━━━ Given data

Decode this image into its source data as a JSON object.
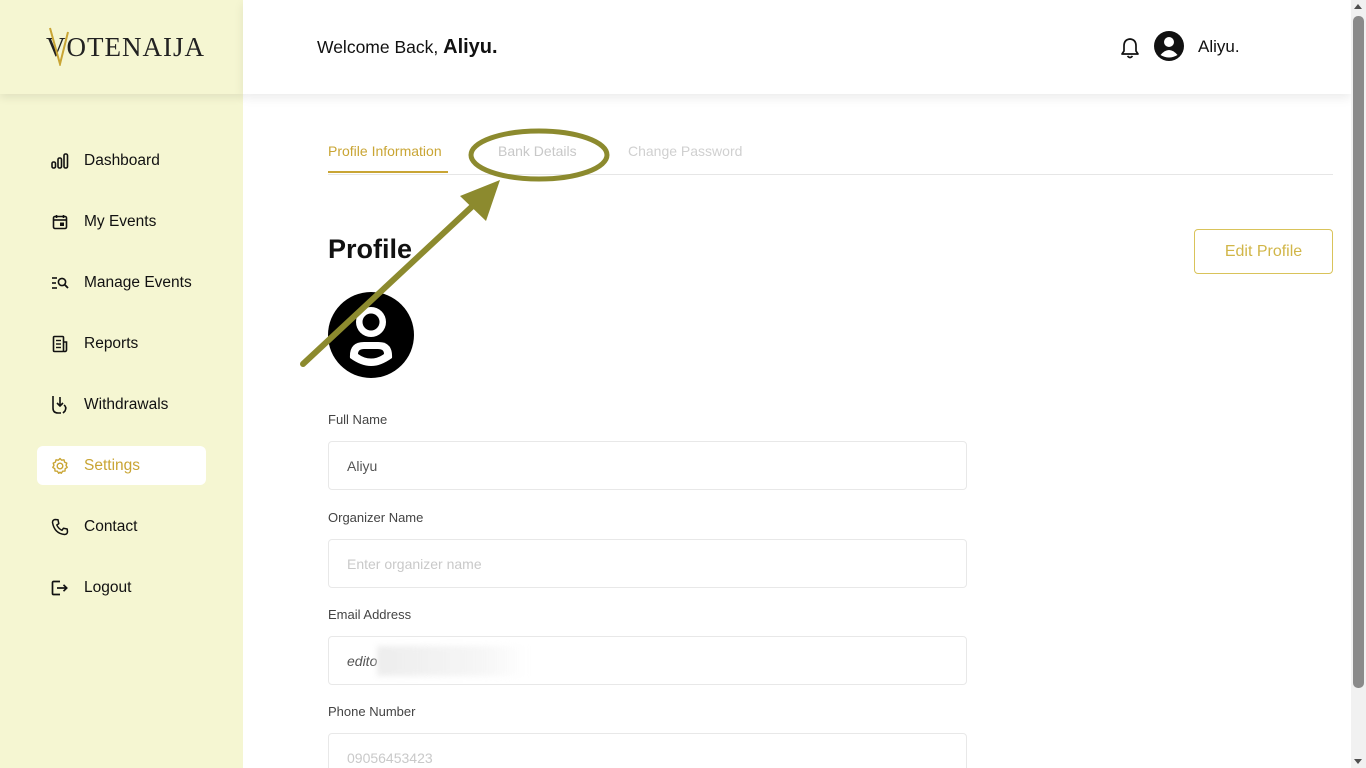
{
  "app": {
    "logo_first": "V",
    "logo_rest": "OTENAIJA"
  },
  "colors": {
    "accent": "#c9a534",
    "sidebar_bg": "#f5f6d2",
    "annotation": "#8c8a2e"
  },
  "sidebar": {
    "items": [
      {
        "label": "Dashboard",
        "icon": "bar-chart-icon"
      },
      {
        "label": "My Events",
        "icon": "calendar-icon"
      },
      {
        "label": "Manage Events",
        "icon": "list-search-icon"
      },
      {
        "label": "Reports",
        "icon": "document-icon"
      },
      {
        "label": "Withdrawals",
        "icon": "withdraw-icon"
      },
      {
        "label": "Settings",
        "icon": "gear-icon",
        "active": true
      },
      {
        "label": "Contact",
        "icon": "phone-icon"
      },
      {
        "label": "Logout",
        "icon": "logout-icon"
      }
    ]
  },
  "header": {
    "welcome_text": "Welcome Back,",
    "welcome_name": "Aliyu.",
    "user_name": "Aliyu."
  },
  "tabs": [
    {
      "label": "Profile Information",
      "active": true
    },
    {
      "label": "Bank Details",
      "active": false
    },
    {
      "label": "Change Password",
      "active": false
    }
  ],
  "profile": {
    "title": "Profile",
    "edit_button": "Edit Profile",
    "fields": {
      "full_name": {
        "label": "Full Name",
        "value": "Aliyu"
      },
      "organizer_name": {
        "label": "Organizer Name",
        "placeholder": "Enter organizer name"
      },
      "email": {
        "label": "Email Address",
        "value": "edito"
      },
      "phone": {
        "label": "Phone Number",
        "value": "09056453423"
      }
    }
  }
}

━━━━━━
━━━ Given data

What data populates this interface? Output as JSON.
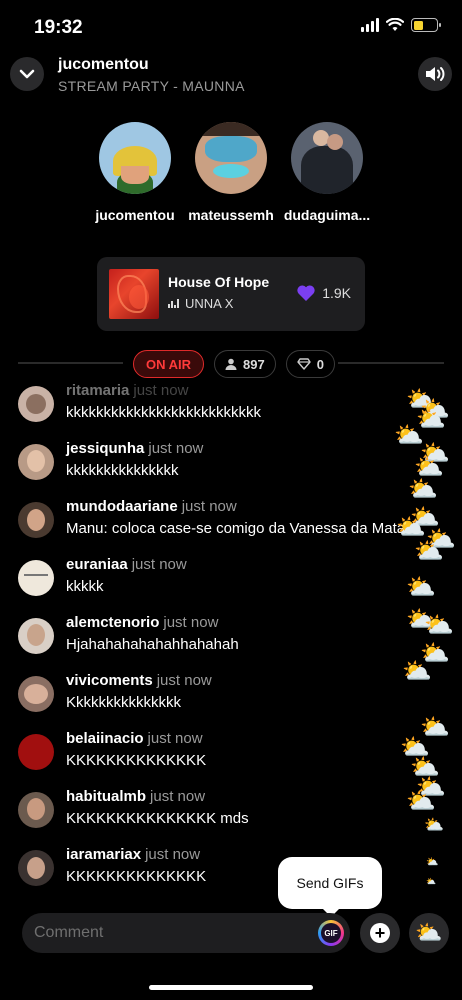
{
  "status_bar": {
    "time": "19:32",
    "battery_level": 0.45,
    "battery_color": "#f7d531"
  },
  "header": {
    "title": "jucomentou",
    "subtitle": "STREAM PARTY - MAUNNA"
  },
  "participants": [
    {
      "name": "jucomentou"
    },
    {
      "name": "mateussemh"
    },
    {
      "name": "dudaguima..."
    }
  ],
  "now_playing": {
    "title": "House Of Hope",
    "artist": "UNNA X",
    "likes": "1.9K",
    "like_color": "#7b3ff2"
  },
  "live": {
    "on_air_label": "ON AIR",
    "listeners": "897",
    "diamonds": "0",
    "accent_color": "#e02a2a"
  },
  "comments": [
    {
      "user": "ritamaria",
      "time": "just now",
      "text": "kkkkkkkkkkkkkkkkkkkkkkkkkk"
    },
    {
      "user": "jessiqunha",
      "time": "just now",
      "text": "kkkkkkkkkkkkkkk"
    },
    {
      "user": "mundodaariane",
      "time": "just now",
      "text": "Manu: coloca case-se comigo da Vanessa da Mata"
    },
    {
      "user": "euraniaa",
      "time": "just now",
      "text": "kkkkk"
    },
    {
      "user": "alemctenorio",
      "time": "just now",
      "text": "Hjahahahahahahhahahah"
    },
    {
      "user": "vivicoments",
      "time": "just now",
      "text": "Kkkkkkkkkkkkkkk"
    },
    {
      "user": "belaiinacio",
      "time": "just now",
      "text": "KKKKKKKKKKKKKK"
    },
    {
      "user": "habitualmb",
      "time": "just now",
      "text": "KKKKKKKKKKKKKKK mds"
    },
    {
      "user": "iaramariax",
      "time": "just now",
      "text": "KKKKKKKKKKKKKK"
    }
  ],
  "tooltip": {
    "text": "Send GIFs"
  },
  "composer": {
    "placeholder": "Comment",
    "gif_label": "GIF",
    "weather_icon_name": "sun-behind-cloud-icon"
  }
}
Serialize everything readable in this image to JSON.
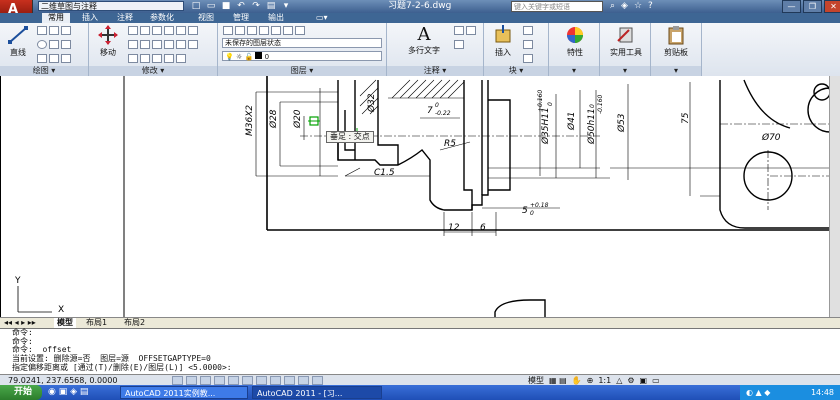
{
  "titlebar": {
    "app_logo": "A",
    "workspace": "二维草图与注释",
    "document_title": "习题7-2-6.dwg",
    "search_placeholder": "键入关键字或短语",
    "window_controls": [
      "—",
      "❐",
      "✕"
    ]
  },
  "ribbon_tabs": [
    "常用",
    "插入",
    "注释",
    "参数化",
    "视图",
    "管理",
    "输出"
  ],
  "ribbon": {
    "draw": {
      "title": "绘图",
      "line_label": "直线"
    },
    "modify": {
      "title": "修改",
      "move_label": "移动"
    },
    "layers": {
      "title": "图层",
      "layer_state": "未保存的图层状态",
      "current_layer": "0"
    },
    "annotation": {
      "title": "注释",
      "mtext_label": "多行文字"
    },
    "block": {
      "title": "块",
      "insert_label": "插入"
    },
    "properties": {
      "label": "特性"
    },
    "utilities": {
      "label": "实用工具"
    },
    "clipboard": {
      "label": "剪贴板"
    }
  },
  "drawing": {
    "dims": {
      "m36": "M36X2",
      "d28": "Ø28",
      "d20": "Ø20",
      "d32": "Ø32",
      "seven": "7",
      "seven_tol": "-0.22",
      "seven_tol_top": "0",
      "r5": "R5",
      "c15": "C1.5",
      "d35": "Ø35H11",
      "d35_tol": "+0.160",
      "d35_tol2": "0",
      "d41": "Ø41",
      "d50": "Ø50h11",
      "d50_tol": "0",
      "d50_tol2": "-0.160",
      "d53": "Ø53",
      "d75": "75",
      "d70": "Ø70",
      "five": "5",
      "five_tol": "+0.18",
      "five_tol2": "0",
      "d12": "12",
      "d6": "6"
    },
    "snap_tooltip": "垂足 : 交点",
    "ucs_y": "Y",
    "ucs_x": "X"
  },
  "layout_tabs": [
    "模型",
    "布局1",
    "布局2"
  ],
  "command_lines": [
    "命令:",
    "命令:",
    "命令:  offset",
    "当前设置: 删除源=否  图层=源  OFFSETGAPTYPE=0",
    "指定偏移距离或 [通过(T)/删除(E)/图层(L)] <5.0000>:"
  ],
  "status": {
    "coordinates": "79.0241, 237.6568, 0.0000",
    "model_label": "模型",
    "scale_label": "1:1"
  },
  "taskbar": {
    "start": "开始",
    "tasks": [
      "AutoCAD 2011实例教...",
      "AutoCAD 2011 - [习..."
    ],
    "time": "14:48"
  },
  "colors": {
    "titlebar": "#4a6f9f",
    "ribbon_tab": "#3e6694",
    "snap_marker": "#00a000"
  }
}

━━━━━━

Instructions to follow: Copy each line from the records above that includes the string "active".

Problem solution:
        "active": true
      "active": true
      "active": false
      "active": false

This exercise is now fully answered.